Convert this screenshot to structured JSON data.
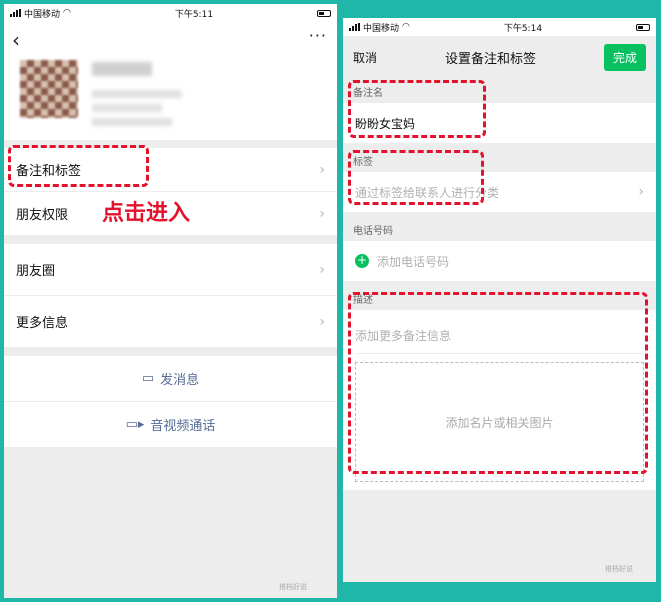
{
  "left": {
    "status": {
      "carrier": "中国移动",
      "time": "下午5:11"
    },
    "back_glyph": "‹",
    "more_glyph": "···",
    "menu": [
      {
        "label": "备注和标签"
      },
      {
        "label": "朋友权限"
      },
      {
        "label": "朋友圈"
      },
      {
        "label": "更多信息"
      }
    ],
    "actions": {
      "message": "发消息",
      "call": "音视频通话"
    },
    "callout": "点击进入",
    "watermark": "搭档好说"
  },
  "right": {
    "status": {
      "carrier": "中国移动",
      "time": "下午5:14"
    },
    "nav": {
      "cancel": "取消",
      "title": "设置备注和标签",
      "done": "完成"
    },
    "remark": {
      "label": "备注名",
      "value": "盼盼女宝妈"
    },
    "tags": {
      "label": "标签",
      "placeholder": "通过标签给联系人进行分类"
    },
    "phone": {
      "label": "电话号码",
      "placeholder": "添加电话号码"
    },
    "desc": {
      "label": "描述",
      "placeholder": "添加更多备注信息",
      "image_placeholder": "添加名片或相关图片"
    },
    "watermark": "搭档好说"
  },
  "colors": {
    "accent_red": "#e4112b",
    "wechat_green": "#07c160",
    "link_blue": "#576b95",
    "frame_teal": "#1fb8a8"
  },
  "icons": [
    "signal-icon",
    "wifi-icon",
    "battery-icon",
    "chevron-right-icon",
    "chat-bubble-icon",
    "video-icon",
    "plus-icon"
  ]
}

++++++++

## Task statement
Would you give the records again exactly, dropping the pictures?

## Response to this task
Convert this screenshot to structured JSON data.
{
  "left": {
    "status": {
      "carrier": "中国移动",
      "time": "下午5:11"
    },
    "back_glyph": "‹",
    "more_glyph": "···",
    "menu": [
      {
        "label": "备注和标签"
      },
      {
        "label": "朋友权限"
      },
      {
        "label": "朋友圈"
      },
      {
        "label": "更多信息"
      }
    ],
    "actions": {
      "message": "发消息",
      "call": "音视频通话"
    },
    "callout": "点击进入",
    "watermark": "搭档好说"
  },
  "right": {
    "status": {
      "carrier": "中国移动",
      "time": "下午5:14"
    },
    "nav": {
      "cancel": "取消",
      "title": "设置备注和标签",
      "done": "完成"
    },
    "remark": {
      "label": "备注名",
      "value": "盼盼女宝妈"
    },
    "tags": {
      "label": "标签",
      "placeholder": "通过标签给联系人进行分类"
    },
    "phone": {
      "label": "电话号码",
      "placeholder": "添加电话号码"
    },
    "desc": {
      "label": "描述",
      "placeholder": "添加更多备注信息",
      "image_placeholder": "添加名片或相关图片"
    },
    "watermark": "搭档好说"
  },
  "colors": {
    "accent_red": "#e4112b",
    "wechat_green": "#07c160",
    "link_blue": "#576b95",
    "frame_teal": "#1fb8a8"
  },
  "icons": [
    "signal-icon",
    "wifi-icon",
    "battery-icon",
    "chevron-right-icon",
    "chat-bubble-icon",
    "video-icon",
    "plus-icon"
  ]
}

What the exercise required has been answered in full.